WORK REQUIRED: Only the pictures are to be dropped, and the rest of the data should be copied exactly.

LISTED ENTRIES:
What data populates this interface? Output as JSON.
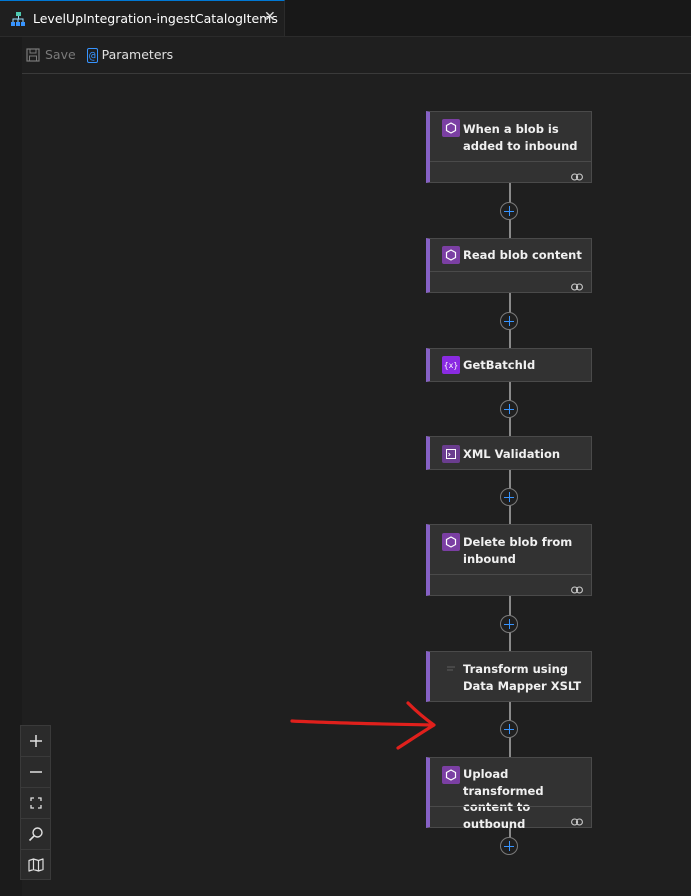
{
  "tab": {
    "title": "LevelUpIntegration-ingestCatalogItems",
    "close": "✕"
  },
  "toolbar": {
    "save_label": "Save",
    "parameters_label": "Parameters"
  },
  "workflow": {
    "trigger": {
      "title": "When a blob is added to inbound"
    },
    "actions": [
      {
        "title": "Read blob content"
      },
      {
        "title": "GetBatchId"
      },
      {
        "title": "XML Validation"
      },
      {
        "title": "Delete blob from inbound"
      },
      {
        "title": "Transform using Data Mapper XSLT"
      },
      {
        "title": "Upload transformed content to outbound"
      }
    ]
  },
  "zoom_controls": [
    "zoom-in",
    "zoom-out",
    "fit-view",
    "search",
    "minimap"
  ],
  "colors": {
    "accent": "#8661c5",
    "plus": "#3794ff",
    "annotation": "#e0201c"
  }
}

YOUR SOLUTION:
What data populates this interface? Output as JSON.
{
  "tab": {
    "title": "LevelUpIntegration-ingestCatalogItems",
    "close": "✕"
  },
  "toolbar": {
    "save_label": "Save",
    "parameters_label": "Parameters"
  },
  "workflow": {
    "trigger": {
      "title": "When a blob is added to inbound"
    },
    "actions": [
      {
        "title": "Read blob content"
      },
      {
        "title": "GetBatchId"
      },
      {
        "title": "XML Validation"
      },
      {
        "title": "Delete blob from inbound"
      },
      {
        "title": "Transform using Data Mapper XSLT"
      },
      {
        "title": "Upload transformed content to outbound"
      }
    ]
  },
  "zoom_controls": [
    "zoom-in",
    "zoom-out",
    "fit-view",
    "search",
    "minimap"
  ],
  "colors": {
    "accent": "#8661c5",
    "plus": "#3794ff",
    "annotation": "#e0201c"
  }
}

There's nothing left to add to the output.